**Prompt**
Among the records, which lines hold the word "descendant"? Pick them out.

..........

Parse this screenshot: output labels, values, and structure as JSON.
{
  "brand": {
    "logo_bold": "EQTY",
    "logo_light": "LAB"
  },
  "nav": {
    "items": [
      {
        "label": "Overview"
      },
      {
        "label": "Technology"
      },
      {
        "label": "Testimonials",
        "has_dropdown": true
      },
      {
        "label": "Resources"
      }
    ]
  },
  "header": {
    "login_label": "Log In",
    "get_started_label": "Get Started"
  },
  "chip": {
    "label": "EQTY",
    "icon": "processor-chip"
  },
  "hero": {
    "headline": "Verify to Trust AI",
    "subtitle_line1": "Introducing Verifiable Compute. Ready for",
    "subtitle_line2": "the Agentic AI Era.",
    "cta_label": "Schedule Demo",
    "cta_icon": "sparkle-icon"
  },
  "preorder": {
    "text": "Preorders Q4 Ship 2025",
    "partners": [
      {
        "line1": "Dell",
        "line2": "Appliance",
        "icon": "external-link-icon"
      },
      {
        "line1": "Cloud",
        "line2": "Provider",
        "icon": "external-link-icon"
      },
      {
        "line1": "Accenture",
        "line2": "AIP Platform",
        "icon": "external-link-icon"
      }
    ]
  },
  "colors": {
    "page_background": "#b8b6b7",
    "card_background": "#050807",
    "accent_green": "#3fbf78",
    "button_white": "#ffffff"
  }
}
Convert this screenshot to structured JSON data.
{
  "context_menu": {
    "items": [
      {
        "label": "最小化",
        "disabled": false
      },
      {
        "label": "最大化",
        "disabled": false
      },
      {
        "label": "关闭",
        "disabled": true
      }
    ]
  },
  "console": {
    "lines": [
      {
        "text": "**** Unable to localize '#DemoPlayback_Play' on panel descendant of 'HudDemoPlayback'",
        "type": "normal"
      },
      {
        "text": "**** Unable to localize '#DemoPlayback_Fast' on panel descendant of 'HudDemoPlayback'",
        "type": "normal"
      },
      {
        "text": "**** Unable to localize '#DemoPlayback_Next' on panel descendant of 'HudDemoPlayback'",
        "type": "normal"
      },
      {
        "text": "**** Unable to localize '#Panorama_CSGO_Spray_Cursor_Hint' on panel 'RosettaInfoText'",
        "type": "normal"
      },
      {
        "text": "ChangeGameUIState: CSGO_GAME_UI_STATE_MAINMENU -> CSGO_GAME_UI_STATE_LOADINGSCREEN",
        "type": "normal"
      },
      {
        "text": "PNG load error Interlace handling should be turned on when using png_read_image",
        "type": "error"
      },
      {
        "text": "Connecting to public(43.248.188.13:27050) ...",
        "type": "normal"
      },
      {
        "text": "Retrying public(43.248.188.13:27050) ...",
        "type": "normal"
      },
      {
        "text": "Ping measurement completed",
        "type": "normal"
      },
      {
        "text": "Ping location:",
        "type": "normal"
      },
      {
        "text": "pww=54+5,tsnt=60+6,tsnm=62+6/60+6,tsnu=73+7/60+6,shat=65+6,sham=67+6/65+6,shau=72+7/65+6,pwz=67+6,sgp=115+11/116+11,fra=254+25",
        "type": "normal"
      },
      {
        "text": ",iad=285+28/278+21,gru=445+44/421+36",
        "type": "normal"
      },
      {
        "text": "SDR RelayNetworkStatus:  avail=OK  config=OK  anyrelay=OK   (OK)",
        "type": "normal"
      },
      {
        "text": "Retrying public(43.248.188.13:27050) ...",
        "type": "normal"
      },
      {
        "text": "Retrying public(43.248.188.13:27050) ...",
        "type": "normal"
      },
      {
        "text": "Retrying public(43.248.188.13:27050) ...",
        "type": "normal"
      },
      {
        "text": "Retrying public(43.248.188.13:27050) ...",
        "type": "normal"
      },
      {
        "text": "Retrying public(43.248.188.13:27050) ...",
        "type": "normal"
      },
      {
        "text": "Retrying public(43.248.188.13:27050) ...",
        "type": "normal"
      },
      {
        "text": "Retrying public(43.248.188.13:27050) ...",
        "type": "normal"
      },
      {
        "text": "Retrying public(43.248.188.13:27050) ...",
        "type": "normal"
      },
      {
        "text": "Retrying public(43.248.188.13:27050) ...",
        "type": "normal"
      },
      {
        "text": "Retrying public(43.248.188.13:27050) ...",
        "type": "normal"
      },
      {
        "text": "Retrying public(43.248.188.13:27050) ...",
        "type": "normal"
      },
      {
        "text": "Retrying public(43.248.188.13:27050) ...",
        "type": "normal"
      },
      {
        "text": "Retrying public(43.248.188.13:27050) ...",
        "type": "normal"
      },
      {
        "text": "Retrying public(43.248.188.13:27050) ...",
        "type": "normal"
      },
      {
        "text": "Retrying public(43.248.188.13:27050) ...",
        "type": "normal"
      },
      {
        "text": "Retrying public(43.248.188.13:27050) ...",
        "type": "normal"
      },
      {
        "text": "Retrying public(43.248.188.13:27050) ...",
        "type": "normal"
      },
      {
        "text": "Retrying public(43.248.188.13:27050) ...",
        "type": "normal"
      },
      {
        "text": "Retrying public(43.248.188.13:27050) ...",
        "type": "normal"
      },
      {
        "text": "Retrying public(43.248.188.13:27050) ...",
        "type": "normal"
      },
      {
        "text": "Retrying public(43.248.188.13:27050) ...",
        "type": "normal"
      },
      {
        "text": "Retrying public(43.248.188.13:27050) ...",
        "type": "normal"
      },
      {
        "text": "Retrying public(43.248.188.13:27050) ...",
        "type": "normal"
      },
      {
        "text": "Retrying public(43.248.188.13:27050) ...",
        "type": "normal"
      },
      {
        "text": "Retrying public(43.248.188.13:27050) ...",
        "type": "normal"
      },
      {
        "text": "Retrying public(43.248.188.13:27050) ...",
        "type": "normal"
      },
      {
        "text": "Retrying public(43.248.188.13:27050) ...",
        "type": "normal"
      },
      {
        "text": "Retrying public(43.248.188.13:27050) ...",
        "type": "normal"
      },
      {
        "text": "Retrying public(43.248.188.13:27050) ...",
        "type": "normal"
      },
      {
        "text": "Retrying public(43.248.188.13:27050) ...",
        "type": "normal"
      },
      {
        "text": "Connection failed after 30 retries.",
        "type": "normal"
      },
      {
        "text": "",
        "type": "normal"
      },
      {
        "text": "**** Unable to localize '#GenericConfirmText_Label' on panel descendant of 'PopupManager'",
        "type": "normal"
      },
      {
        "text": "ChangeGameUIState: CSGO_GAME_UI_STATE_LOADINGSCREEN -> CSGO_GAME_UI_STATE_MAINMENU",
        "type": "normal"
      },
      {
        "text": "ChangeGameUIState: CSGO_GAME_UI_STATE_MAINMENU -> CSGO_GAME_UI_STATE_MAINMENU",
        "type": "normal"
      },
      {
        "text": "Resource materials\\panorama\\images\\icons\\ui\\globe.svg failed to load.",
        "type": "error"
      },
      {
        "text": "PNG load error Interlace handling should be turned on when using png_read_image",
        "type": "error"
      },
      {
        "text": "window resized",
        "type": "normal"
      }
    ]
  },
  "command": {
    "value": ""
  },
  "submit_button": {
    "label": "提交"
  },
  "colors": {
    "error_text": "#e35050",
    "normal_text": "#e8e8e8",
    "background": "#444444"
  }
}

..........

**Exercise answer**
        "text": "**** Unable to localize '#DemoPlayback_Play' on panel descendant of 'HudDemoPlayback'",
        "text": "**** Unable to localize '#DemoPlayback_Fast' on panel descendant of 'HudDemoPlayback'",
        "text": "**** Unable to localize '#DemoPlayback_Next' on panel descendant of 'HudDemoPlayback'",
        "text": "**** Unable to localize '#GenericConfirmText_Label' on panel descendant of 'PopupManager'",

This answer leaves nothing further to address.